- Bond yields are sending a message about the economy, and that could mean trouble for stocks.
- Analysts at Credit Suisse tracked stocks on days when Treasury yields moved higher and days that they fell, and stocks did far better when yields were rising.
- Natixis economist Joseph LaVorgna said there's a ratio in the stock market that is flashing the same message the bond market is sending— the economy is slowing.
Falling interest rates may make mortgages and lots of other loans cheaper, but they don't necessarily mean good things for the stock market.
Treasury yields have had a big move lower this month, as trade war fears rose and economic data disappointed. Yields move opposite price, so the move lower in interest rates suggests investors are finding safety in bonds. Since the beginning of the month, the S&P 500 has lost 4%.
Credit Suisse analysts Tuesday looked at the period between Dec. 24, the days stocks plunged and bottomed out, to last Friday, and found that the down days for interest rates actually meant lower stock prices.

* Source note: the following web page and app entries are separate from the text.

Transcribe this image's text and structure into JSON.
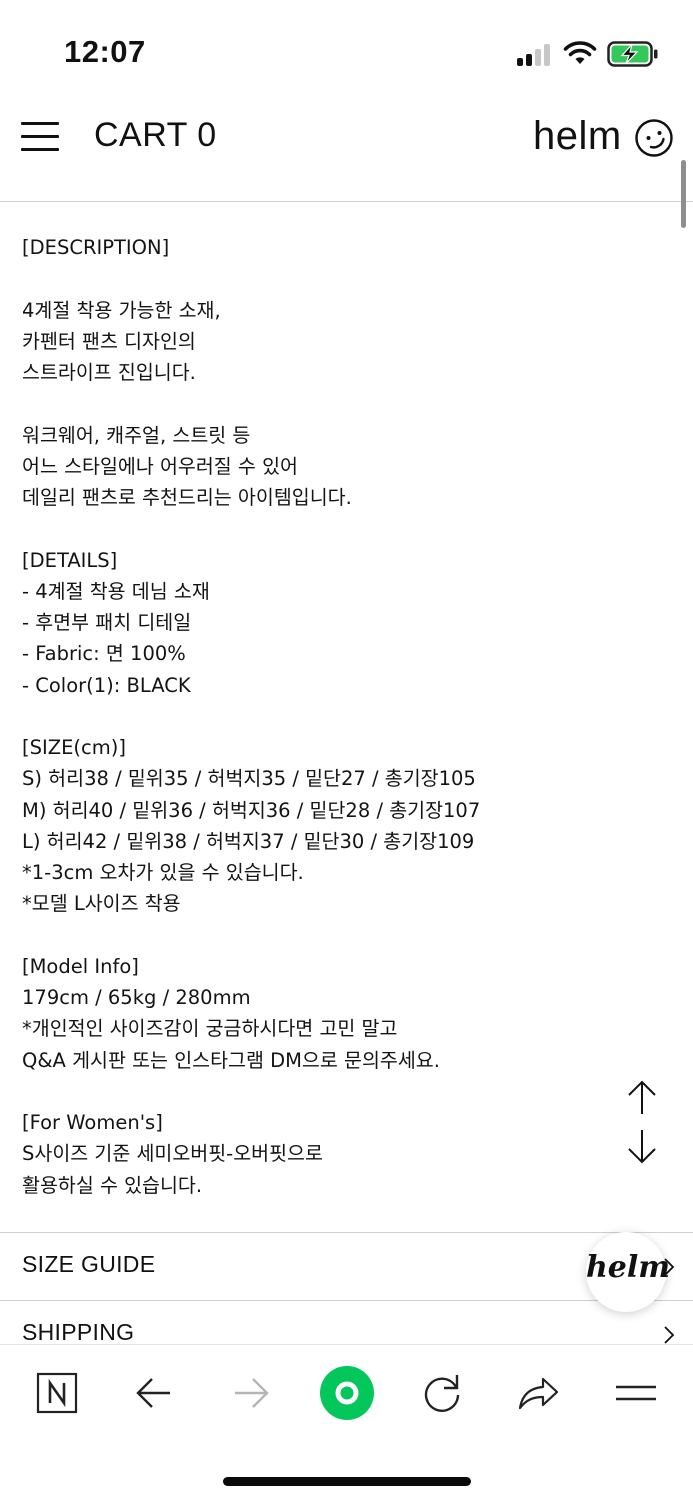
{
  "status_bar": {
    "time": "12:07",
    "icons": [
      "cellular-signal-icon",
      "wifi-icon",
      "battery-charging-icon"
    ],
    "battery_color": "#34c759"
  },
  "header": {
    "menu_icon": "hamburger-menu-icon",
    "cart_label": "CART 0",
    "brand": "helm",
    "brand_icon": "smiley-face-icon"
  },
  "description_lines": [
    "[DESCRIPTION]",
    "",
    "4계절 착용 가능한 소재,",
    "카펜터 팬츠 디자인의",
    "스트라이프 진입니다.",
    "",
    "워크웨어, 캐주얼, 스트릿 등",
    "어느 스타일에나 어우러질 수 있어",
    "데일리 팬츠로 추천드리는 아이템입니다.",
    "",
    "[DETAILS]",
    "- 4계절 착용 데님 소재",
    "- 후면부 패치 디테일",
    "- Fabric: 면 100%",
    "- Color(1): BLACK",
    "",
    "[SIZE(cm)]",
    "S) 허리38 / 밑위35 / 허벅지35 / 밑단27 / 총기장105",
    "M) 허리40 / 밑위36 / 허벅지36 / 밑단28 / 총기장107",
    "L) 허리42 / 밑위38 / 허벅지37 / 밑단30 / 총기장109",
    "*1-3cm 오차가 있을 수 있습니다.",
    "*모델 L사이즈 착용",
    "",
    "[Model Info]",
    "179cm / 65kg / 280mm",
    "*개인적인 사이즈감이 궁금하시다면 고민 말고",
    "Q&A 게시판 또는 인스타그램 DM으로 문의주세요.",
    "",
    "[For Women's]",
    "S사이즈 기준 세미오버핏-오버핏으로",
    "활용하실 수 있습니다."
  ],
  "scroll_controls": {
    "up_icon": "scroll-up-arrow-icon",
    "down_icon": "scroll-down-arrow-icon"
  },
  "accordion": [
    {
      "label": "SIZE GUIDE"
    },
    {
      "label": "SHIPPING"
    }
  ],
  "floating_badge": {
    "text": "helm"
  },
  "browser_toolbar": {
    "items": [
      "naver-n-icon",
      "back-arrow-icon",
      "forward-arrow-icon",
      "green-home-icon",
      "reload-icon",
      "share-icon",
      "menu-lines-icon"
    ],
    "accent_color": "#03c75a"
  }
}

The was down nearly 8%, if you measured just the moves on days when yields were falling. Conversely, if you counted the stock market's moves just on days when yields were higher, the S&P would be up 30%, instead of the 20% it has actually risen since Dec. 24. In the same time, the 10-year yield has lost about 42 basis points.
Source: Credit Suisse
Treasury yields have been moving lower on worries about the U.S. economy and trade wars. The U.S. benchmark is also following Europe's German 10-year bund yield, moving lower amid political and economic concerns. The 10-year Treasury was yielding 2.26%, the lowest since September, 2017. At the beginning of the month, the 10-year yield was about 2.55%
"Interest rates are a barometer of what future expectations are," said Patrick Palfrey, Credit Suisse equity strategist. "It's a good gauge of what investors are focused on. If interest rates are falling, it's likely the outlook is less bright."
Stocks sold off at the end of the day Tuesday, as interest rates continued to slide and the 10-year touched its low of the day. The S&P 500 lost 0.8% Tuesday, ending at 2,802.
QMA chief investment strategist Ed Keon has been adding more money to Treasurys.
"There's some genuine reasons to be concerned about the economy, not to panic but be concerned," he said, adding PMIs were surprisingly weak.
He said investors look at yields and demand for bonds and are reminded of that weakness. "I think it fits with the thought that the economy isn't all that robust," he said.
In the Credit Suisse study, the financial sector and technology stocks did the best when yields were rising, with financials up more than 42% on just the days yields were higher since Christmas Eve. Technology stocks were up more than 43% on those periods. Financials, sensitive to interest rate changes, also took an outsized hit when yields were lower , losing about 16% on the down days.
"It is something that we are watching. At the end of the day, we need an environment that is favorable for stocks. If we have things like trade as a concern or a slowing economic backdrop as a concern, those are likely to show up in declining interest rates," said Palfrey. "What we would ideally like to see is whether it's some of these concerns around trade further dissipate, or if it's a pickup in the U.S. economic backdrop or the global economic backdrop that would likely to be a positive for stocks and at the same time result in higher interest rates."
Joseph LaVorgna, Natixis chief economist of the Americas, also studied falling interest rates and stocks, and he found within the stock market, there's currently a similar warning as the bond market is sending. Cyclical stocks are underperforming defensive names.
"The bond market is clearly telling you rates have come down because it believes growth is going to be slower. It's not about inflation, as much as it is about growth," said LaVorgna.
LaVorgna said the ratio of cyclical stocks' performance to defensive stocks has been falling, meaning the stocks that do better in a growth environment have been trailing defensive names, like utilities.
"The companies that tend to be more forward looking are underperforming those that are perceived to have safe haven status. This doesn't mean there's a recession, but the markets are clearly telling us growth is going to be slower than what it was," said LaVorgna.
He said the ratio of cyclicals to defensives is back to the level it was at in January. He said if the ratio moves lower than where it was during the stock market sell off in December, it will be a concern. Ultimately, he expects the Fed to take notice and cut interest rates.